The Life of JEPTHAH BIGG
an Incendiary, and Writer of Threatening Letters
I have already taken notice in the life of Bryan Smith of the Act of Parliament on which the proceedings against these letter-writers are grounded. One would be surprised that after more examples than one of that kind, people should yet be found so foolish as well as wicked as to carry on so desperate an enterprise, in which there is scarce any probability of meeting with success; yet this unfortunate person of whom we are now to speak, who was descended of mean parents, careful however of giving him a very good education, fell upon this project, put into his head by being a little out of business, and so in one moment cancelled all his former honesty and industry, and hazarded a life which soon after became forfeited.
His friends had put him out apprentice to a gunstock maker, to which he served out his time honestly and with a good character. Afterwards he continued to work at his business with several masters and tolerable reputation, until about a year before the time of his death, when he was out of work, by reason he had disobliged two or three persons for whom he had wrought, and had also been guilty of some extravagancies which had brought him into narrow circumstances. These straits it is to be supposed put him upon the fatal project of writing a letter to Mr. Nathaniel Newman, senior, a man of a very good fortune, threatening him that unless he sent the sum of eighty-five guineas to such a place, he would murder him and his wife, with other bloody and barbarous expressions. This not having its effect, he wrote him a second letter by the penny post, demanding one hundred guineas, with grievous threatenings in case they were not sent. This soon made a very great noise about town, and put Mr. Newman upon all methods possible for detecting the author of these villainous epistles, and as everybody almost looked upon it as a common case, to which any gentleman who is supposed to be rich might be liable, such indefatigable pains were taken that in a short time the whole mystery of iniquity was discovered and Bigg apprehended.
At the next sessions at the Old Bailey he was indicted capitally for this offence, and after the counsel for the prosecutor had fully opened the heinous nature of the crime, Peter Salter was the first witness called to prove it upon the prisoner. He deposed that Jepthah Bigg came to him where he was at work in the Minories, and desired him to go with him, having something to say to him of consequence; whereupon the witness would have gone to the sign of the Ship where he used, but the prisoner would needs go to the Sieve in the Little Minories. There he communicated to him his design, and then prevailed on Salter to go to the Shoulder of Mutton alehouse at Billingsgate, where Bigg directed him to call for drink, and to wait until a porter came to him with a parcel directed to John Harrison, when if he suspected anything, he should come to the prisoner at the King's Head alehouse, on Fish Street Hill. This the evidence performed punctually, whereupon Bigg sent him a second time to the Blackboy, in Goodman's Fields, where a second parcel was left, though of no value. Whereupon Bigg would have had the evidence Salter concerned in a third letter to the same purpose, but Salter declined it and dissuaded him as much as lay in his power, from continuing to venture on such hazardous things.
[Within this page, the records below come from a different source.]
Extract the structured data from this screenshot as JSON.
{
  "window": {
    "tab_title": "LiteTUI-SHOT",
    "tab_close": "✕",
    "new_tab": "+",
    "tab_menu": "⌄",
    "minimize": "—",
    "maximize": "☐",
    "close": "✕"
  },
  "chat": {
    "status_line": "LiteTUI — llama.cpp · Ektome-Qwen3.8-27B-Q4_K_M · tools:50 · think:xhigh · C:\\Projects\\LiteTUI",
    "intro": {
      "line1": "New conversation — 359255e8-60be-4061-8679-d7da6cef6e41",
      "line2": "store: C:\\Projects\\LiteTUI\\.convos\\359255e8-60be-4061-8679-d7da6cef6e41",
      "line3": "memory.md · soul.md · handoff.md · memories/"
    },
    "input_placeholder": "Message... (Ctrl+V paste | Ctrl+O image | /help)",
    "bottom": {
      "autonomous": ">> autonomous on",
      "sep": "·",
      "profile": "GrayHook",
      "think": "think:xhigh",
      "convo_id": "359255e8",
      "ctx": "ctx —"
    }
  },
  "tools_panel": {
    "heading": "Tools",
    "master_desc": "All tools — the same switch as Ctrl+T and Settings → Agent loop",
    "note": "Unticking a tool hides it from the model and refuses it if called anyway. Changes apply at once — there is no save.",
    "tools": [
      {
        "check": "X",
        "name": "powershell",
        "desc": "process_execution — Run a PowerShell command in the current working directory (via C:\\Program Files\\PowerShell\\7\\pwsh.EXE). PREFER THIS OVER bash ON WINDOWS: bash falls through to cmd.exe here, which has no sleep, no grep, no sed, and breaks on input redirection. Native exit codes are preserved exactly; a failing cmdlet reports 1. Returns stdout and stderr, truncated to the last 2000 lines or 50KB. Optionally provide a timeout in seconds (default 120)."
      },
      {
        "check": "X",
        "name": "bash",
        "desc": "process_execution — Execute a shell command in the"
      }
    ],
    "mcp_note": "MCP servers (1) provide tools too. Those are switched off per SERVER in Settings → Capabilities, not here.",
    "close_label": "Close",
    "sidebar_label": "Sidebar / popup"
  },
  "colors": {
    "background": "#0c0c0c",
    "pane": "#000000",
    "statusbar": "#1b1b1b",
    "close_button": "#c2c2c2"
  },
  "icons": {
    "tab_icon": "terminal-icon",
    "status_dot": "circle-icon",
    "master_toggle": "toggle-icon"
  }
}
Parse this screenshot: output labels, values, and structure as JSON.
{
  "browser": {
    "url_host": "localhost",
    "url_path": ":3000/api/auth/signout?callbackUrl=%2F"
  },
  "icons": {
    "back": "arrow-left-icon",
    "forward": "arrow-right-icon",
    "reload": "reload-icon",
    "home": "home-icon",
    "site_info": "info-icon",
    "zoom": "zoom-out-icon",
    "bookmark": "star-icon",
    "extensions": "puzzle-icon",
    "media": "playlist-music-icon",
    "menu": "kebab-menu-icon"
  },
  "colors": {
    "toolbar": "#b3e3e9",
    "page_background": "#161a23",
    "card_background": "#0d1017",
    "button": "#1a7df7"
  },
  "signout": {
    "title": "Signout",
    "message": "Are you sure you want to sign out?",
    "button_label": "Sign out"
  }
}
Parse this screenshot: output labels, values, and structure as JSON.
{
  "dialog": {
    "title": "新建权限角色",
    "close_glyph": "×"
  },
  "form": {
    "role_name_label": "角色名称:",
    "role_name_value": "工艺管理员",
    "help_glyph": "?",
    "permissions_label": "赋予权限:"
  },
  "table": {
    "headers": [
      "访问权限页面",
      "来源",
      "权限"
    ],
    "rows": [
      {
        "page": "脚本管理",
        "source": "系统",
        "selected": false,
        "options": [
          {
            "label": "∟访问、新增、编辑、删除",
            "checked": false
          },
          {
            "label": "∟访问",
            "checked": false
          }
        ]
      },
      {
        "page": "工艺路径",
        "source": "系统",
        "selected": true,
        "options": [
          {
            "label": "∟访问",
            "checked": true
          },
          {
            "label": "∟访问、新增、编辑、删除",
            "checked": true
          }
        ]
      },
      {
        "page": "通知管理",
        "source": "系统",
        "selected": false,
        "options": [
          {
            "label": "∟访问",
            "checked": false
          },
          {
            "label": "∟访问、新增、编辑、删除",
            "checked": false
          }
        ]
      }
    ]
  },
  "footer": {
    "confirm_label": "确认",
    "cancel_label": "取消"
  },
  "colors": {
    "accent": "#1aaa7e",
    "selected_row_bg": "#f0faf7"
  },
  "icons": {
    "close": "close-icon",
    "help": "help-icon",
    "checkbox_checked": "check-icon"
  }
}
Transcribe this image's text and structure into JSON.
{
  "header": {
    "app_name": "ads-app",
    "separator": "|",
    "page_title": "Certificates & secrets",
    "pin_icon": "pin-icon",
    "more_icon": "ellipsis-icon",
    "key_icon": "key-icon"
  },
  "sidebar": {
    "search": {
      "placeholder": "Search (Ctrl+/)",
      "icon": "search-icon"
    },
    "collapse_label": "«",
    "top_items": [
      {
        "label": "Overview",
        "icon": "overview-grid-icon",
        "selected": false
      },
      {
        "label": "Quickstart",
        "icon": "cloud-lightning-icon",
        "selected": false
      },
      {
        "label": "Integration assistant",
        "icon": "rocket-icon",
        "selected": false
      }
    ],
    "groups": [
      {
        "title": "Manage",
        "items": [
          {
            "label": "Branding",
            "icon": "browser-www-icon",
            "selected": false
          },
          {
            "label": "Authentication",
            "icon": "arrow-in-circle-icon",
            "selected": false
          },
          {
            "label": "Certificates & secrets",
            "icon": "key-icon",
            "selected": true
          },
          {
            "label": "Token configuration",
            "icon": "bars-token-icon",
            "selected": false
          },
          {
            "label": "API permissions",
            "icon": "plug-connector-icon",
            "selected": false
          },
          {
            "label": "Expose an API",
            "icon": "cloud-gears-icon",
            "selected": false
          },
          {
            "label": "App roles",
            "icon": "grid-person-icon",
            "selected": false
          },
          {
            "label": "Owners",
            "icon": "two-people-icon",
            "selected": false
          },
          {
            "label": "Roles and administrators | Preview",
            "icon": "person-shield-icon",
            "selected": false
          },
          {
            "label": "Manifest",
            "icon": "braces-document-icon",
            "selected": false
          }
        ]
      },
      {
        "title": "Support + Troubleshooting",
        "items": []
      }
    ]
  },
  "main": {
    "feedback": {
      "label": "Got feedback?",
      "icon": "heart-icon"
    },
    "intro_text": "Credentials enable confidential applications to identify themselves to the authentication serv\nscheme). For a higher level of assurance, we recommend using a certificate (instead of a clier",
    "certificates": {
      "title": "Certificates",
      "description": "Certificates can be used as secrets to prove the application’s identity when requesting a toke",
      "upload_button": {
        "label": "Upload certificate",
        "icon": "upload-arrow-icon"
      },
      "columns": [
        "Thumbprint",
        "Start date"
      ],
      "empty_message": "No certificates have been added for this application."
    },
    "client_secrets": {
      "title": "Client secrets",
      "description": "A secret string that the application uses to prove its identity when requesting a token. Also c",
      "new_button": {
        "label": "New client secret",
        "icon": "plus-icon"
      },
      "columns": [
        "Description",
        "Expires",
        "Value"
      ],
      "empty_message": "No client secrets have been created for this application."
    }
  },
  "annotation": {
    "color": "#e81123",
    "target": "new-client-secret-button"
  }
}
Upon which the prisoner replied, "You need not fear. Nothing can hurt you; my life is in your hands; but if ever you reveal the matter, you shall share the same fate."
John Long, servant to Mr. Newman, deposed that he delivered two penny post letters to his master on the 20th and 27th of March. Other witnesses swore as to the sending of the parcels, and the jury on the whole, seeing the fact to be well proved against the prisoner, found him guilty.
Under sentence of death at first the poor man behaved himself like one stupid. He pretended that he did not know the offence that he had committed was capital, and afterwards exclaimed against the hardness of the Law which made it so; but some little pains being taken with him in those points, he was soon brought over to acknowledge the justice of his sentence, and the reasonableness of that Statute which enacted it into a capital offence.
As the day of his death drew nigh he was still more and more drowned in stupidity and lost to all thought or concern for this world or that to come, at least as to outward appearance. Some said he was a Roman Catholic, but while the poor wretch retained his senses, he said nothing that could give any ground for a suspicion of that sort. He heard the discourses which the Ordinary made to him, with as much patience as the rest did, and when he visited him in the cell, did not express any uneasiness thereat. Indeed, in the passage to execution, there were two fellows in the cart who would fain have had the minister desist from his duty, urging the same reason, that the criminal was in communion with another Church. The man, himself, seemed stupid and speechless all the way, yet when he was turned off, the reverend Ordinary tells us, he went off the stage crying out aloud, "O Lord! etc." This seems to me a very indecent way of concluding a dying speech, but as it is that which is generally used, I shall not stay to bestow any further reflections upon it. He died on the 19th of May, 1729, being about twenty-five years of age.
Source: Hayward, Lives of the Most Remarkable Criminals